Most of Merritt's players come from families with incomes of less than $4,000 a year, and Merritt knows well the uses of adversity. "It's the old story about the rabbit. A boy is chasing a rabbit, and they pass a squirrel in a tree. 'Are you gonna make it?' the squirrel asks the rabbit. 'Man,' says the rabbit, 'I got to make it.' It's that way with Negroes."
And Tennessee State is making it. After beating Florida A&M 21-10 Saturday the Tigers are now 6-0, and a third national championship is within sight.
As the mini-giants are bound to do every so often, two of them, Arkansas State and Abilene Christian—with its ace quarterback, Jim Lindsey—met head-on Saturday. It may have lacked the prestige of Texas vs. Arkansas, but not much else was missing.
Abilene Christian is associated with the Church of Christ. There is a ban on smoking, drinking and dancing—and there go a lot of fine football prospects. Each day the 3,000 students spend 25 minutes in chapel, praying and meditating. Coed skirts are allowed to go no higher than four inches above the knee.
You could search a long time before finding a less likely place to produce the nation's college offensive leader. But there he is: Jim Lindsey, a 5'11", 185-pound towhead once rejected by Baylor because they thought he was too slow. "I went around to a lot of big schools," he said, "and I saw all the drinking and smoking going on in the dorms. Well, first off, I figured it wasn't going to help make a great football team. And I just didn't want to get with that whole animal image. I'm a member of the Church of Christ. I like to go to church every time the doors open. I feel God gave me all that I have. I feel grateful for what happens to me."
Through five victories and a loss going into Saturday's game what had happened to Lindsey in 1970 were 117 completions in 213 passes, 1,635 yards and 16 touchdowns. Through four seasons so far, he has passed for 7,863 yards.

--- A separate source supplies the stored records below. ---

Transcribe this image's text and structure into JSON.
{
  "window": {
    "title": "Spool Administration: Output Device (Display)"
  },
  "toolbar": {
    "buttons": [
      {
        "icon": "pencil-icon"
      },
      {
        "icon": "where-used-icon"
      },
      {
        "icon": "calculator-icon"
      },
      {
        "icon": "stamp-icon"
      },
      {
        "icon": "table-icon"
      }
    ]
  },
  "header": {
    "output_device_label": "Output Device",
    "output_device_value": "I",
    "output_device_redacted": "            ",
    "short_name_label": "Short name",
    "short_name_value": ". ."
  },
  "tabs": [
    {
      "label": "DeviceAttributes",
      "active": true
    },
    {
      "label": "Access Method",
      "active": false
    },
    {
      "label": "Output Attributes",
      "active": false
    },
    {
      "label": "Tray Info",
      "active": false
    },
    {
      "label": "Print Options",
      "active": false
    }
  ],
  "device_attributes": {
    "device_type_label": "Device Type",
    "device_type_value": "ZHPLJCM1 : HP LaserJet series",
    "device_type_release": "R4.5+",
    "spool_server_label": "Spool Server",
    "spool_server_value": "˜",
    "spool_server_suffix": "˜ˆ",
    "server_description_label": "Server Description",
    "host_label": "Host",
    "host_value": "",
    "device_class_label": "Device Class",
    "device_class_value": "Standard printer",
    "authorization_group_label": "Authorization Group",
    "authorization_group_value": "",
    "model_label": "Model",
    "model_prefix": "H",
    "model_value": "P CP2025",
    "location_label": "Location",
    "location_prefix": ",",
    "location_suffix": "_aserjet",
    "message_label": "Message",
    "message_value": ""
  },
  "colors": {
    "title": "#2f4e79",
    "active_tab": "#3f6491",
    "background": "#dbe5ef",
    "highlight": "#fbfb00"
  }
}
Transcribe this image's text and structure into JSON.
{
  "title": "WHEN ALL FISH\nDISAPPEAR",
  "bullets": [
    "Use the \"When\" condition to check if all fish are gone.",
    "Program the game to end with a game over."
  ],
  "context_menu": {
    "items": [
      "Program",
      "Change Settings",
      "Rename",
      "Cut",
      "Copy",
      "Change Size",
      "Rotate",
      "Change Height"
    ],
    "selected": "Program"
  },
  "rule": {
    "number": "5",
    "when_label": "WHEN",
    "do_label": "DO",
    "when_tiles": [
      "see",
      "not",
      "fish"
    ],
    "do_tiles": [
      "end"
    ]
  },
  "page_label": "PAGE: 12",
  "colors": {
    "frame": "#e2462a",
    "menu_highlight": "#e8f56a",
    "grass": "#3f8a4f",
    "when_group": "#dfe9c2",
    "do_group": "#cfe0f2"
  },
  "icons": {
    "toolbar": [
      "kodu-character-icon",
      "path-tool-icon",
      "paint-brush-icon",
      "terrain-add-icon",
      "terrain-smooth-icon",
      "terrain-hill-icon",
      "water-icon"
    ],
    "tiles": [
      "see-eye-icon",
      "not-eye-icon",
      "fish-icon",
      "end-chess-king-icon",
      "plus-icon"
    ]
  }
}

"One thing that has helped me," says Lindsey, "is reading the Bible. I like to read about Christ. They spat on Him, beat on Him, but He still kept his cool. Guys call me dirty names, tell me they are going to break me in two. If I worry about it, I'm not going to be worth a durn."
At breakfast on Saturday morning Bill Davidson, the Arkansas State offensive coach, thought about facing Lindsey, and then he thought about the injustice of the rules of the Church of Christ. "They can't drink, they can't smoke, they can't dance," he said. "Why did they stop there? Why didn't they put in a rule against quarterbacks?"
But Davidson smiled. He knew that Bennie Ellender, the low-keyed intellectual who teaches football at Arkansas State, would be going into the game with some potent commandments of his own. A percentage man all the way, Ellender is a professor who analyzes every variable and then plays the most pat hand. He has none of the usual qualms about being voted No. 1. "In fact, I kind of like the idea," he says.
Arkansas State is a terriblv basic team—big and slow and very strong. Its long rushing gain this season is 30 yards. Ellender likes to run his fullback, Calvin Harrell, 40 times a game. It's slug, slug and slug, and so far not one of State's first six opponents have out-slugged the Indians. And they are highly annoyed by any lack of recognition, especially from within the state.